Exercise goal:
Scan the listing below for "name", then report every line that has it.
[Data provided — start]
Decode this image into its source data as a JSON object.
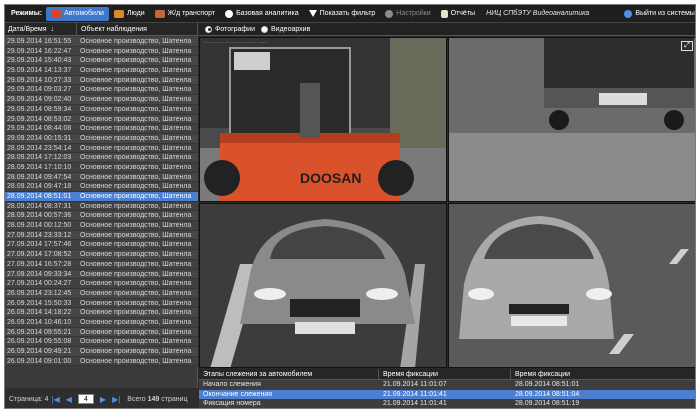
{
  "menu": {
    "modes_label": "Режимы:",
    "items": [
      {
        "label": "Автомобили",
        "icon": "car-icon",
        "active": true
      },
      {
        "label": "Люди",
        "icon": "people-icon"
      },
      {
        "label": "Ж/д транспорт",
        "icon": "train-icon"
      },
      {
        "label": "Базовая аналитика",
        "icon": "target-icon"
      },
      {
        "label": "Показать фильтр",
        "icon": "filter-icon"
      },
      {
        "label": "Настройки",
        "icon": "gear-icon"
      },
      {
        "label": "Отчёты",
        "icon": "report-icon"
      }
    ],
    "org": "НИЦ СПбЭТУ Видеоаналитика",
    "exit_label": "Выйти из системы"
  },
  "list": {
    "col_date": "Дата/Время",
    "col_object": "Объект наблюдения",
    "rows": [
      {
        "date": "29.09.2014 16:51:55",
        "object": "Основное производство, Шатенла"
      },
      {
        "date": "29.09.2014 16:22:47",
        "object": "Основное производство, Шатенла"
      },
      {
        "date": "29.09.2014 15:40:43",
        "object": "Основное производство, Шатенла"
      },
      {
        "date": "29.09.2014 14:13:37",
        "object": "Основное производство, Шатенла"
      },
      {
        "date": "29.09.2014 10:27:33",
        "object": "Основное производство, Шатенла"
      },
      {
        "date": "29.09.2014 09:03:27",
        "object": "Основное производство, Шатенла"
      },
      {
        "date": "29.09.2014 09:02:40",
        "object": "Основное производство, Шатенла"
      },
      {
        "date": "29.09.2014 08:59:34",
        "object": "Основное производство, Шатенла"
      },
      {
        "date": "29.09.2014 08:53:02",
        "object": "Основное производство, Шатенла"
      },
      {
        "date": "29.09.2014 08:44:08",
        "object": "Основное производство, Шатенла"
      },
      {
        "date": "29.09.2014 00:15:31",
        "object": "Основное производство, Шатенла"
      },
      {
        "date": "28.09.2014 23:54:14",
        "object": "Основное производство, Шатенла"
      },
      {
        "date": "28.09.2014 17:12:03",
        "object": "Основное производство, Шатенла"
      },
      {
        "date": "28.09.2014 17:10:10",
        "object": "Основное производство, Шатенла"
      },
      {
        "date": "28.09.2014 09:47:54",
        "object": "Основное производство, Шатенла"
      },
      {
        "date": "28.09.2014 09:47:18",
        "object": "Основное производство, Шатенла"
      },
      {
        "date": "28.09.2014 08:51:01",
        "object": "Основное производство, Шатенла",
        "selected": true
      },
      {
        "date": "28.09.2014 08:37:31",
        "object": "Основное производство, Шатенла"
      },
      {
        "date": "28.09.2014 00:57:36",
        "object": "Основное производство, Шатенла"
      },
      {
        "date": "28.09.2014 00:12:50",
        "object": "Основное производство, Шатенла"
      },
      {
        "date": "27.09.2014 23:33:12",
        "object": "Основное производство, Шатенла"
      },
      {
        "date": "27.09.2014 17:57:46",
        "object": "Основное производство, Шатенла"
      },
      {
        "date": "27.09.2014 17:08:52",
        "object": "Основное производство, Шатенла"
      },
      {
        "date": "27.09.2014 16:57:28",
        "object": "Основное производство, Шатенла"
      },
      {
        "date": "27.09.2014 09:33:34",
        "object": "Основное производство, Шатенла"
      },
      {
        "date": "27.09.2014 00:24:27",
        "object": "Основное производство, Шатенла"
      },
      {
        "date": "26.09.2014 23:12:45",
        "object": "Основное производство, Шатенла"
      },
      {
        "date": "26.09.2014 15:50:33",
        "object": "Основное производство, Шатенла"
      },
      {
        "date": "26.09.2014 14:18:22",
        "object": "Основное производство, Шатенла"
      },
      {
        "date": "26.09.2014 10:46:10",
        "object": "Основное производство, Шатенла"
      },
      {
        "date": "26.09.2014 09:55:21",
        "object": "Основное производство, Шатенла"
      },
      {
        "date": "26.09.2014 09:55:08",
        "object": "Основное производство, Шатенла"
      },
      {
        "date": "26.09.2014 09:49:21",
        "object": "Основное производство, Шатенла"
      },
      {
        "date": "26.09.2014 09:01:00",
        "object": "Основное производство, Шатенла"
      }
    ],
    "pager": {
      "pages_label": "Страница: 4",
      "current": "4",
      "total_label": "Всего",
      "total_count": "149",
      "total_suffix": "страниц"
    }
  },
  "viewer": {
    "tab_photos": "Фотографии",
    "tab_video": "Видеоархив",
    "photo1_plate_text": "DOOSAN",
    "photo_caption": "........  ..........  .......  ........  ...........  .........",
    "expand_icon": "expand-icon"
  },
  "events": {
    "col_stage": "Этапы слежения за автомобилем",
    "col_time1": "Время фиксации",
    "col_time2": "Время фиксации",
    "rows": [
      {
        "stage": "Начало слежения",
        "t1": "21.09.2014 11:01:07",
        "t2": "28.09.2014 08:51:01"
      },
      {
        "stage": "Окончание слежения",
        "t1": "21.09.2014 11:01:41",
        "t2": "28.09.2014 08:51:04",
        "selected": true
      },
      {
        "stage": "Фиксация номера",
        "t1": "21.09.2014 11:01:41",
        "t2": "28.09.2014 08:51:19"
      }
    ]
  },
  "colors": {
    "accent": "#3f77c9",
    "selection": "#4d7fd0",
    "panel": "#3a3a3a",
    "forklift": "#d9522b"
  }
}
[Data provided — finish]
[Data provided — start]
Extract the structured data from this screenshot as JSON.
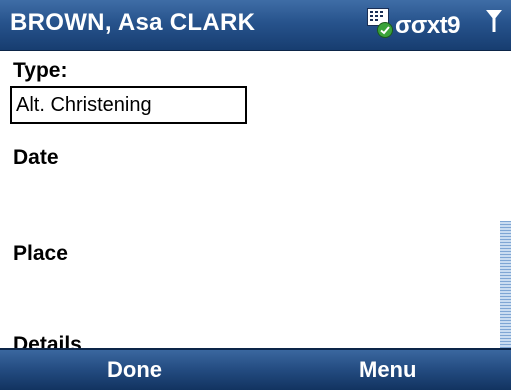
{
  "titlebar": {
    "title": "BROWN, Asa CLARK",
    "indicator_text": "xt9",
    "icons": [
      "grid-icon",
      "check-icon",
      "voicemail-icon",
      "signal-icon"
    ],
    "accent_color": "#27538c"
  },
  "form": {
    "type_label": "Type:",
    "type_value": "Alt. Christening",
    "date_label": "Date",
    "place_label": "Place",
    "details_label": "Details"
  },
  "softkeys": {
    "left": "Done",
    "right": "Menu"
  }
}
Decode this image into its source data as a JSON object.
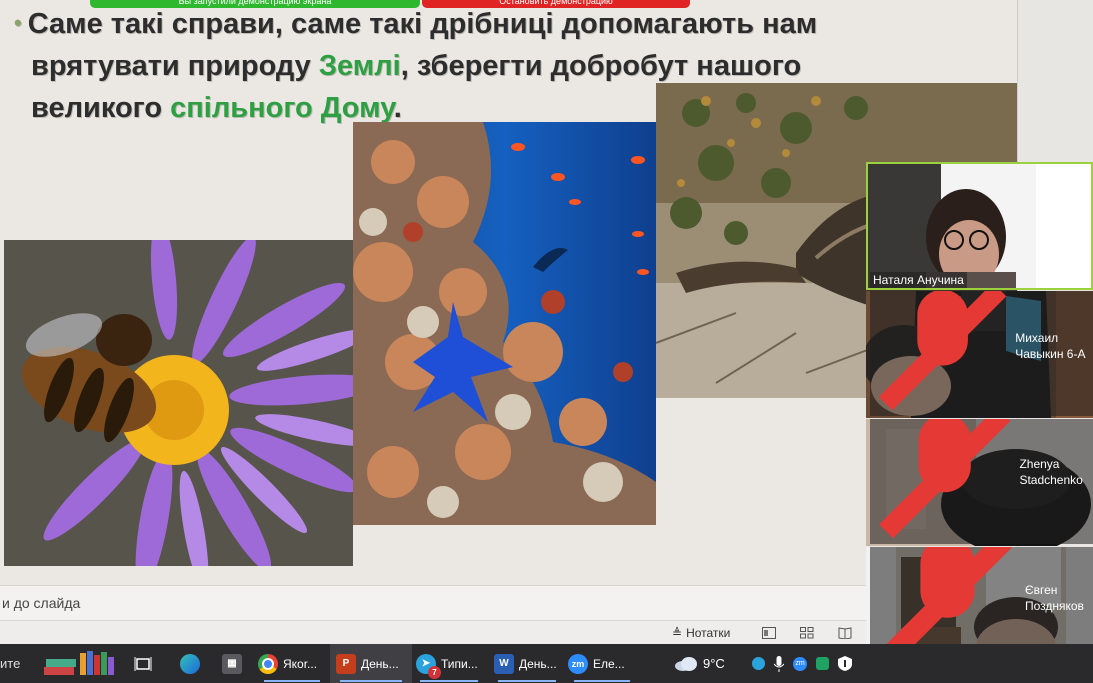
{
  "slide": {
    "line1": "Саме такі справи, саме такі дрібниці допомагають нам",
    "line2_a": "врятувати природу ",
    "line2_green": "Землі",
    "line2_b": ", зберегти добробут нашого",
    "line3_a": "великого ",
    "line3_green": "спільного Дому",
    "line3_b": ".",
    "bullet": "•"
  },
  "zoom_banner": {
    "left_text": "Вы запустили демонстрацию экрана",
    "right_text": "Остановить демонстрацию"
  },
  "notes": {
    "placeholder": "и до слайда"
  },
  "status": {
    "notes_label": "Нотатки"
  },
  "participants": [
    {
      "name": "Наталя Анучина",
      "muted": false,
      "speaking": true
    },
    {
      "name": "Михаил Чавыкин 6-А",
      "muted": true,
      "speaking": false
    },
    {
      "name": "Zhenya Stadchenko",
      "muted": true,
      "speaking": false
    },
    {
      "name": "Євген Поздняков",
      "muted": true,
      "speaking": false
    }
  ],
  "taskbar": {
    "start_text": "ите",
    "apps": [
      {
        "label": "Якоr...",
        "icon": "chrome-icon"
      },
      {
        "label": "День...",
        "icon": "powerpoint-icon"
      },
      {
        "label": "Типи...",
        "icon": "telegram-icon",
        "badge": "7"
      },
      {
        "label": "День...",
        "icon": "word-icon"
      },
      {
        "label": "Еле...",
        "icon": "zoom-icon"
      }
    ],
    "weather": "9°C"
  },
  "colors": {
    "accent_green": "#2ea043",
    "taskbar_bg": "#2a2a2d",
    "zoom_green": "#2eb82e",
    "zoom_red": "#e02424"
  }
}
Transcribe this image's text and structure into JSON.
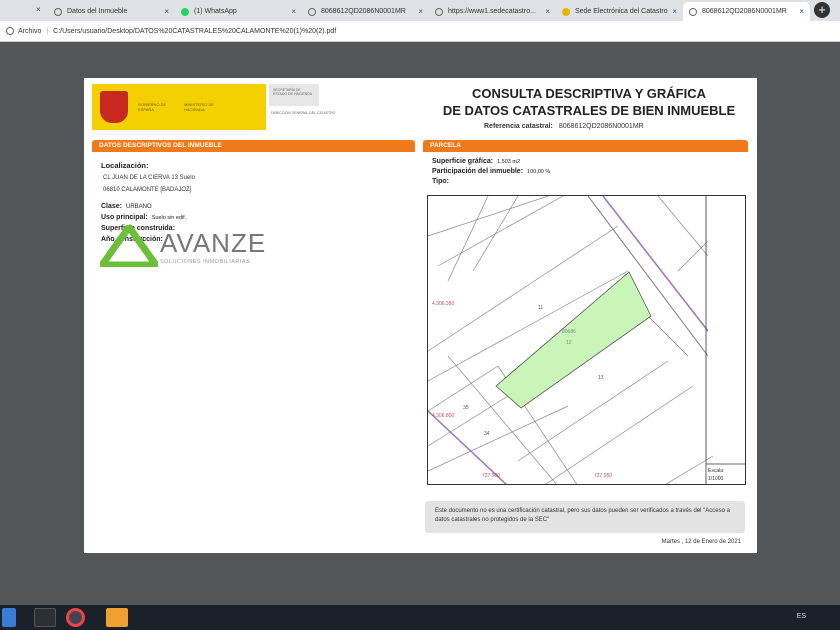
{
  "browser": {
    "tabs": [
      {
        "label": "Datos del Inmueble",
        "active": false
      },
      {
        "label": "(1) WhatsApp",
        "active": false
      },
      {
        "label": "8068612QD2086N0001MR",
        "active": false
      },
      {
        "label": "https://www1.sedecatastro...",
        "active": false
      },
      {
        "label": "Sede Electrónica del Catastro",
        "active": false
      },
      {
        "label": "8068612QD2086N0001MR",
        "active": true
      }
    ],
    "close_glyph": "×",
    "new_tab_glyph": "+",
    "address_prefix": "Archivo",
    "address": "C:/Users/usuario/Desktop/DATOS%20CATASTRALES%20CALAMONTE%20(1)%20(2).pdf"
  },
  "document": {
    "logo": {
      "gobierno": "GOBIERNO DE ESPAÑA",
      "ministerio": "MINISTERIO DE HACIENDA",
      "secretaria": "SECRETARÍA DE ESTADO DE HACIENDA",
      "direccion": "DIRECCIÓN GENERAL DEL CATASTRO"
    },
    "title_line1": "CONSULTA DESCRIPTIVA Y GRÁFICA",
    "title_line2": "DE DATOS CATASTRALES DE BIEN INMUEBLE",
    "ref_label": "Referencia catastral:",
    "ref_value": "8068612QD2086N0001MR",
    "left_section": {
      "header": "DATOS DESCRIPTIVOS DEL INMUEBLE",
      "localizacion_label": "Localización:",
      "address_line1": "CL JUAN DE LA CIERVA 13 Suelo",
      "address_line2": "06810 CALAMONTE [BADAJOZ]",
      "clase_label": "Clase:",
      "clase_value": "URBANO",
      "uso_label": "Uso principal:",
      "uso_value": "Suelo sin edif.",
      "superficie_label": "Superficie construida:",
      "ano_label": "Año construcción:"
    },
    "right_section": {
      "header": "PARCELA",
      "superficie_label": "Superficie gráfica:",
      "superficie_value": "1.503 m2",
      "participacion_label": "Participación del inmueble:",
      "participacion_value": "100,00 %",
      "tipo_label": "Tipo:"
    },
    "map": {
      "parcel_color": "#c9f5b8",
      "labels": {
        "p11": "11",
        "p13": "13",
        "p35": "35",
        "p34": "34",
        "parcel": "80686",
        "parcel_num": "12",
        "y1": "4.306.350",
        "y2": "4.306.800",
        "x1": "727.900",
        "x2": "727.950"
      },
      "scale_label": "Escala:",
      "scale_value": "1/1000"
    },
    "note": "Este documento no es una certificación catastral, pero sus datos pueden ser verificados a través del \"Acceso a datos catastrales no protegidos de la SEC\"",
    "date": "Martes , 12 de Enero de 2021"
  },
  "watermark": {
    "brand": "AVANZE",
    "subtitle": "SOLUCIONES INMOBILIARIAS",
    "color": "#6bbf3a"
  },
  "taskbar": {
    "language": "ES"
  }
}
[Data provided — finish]
Response:
      "name": "Наталя Анучина",
      "name": "Михаил Чавыкин 6-А",
      "name": "Zhenya Stadchenko",
      "name": "Євген Поздняков",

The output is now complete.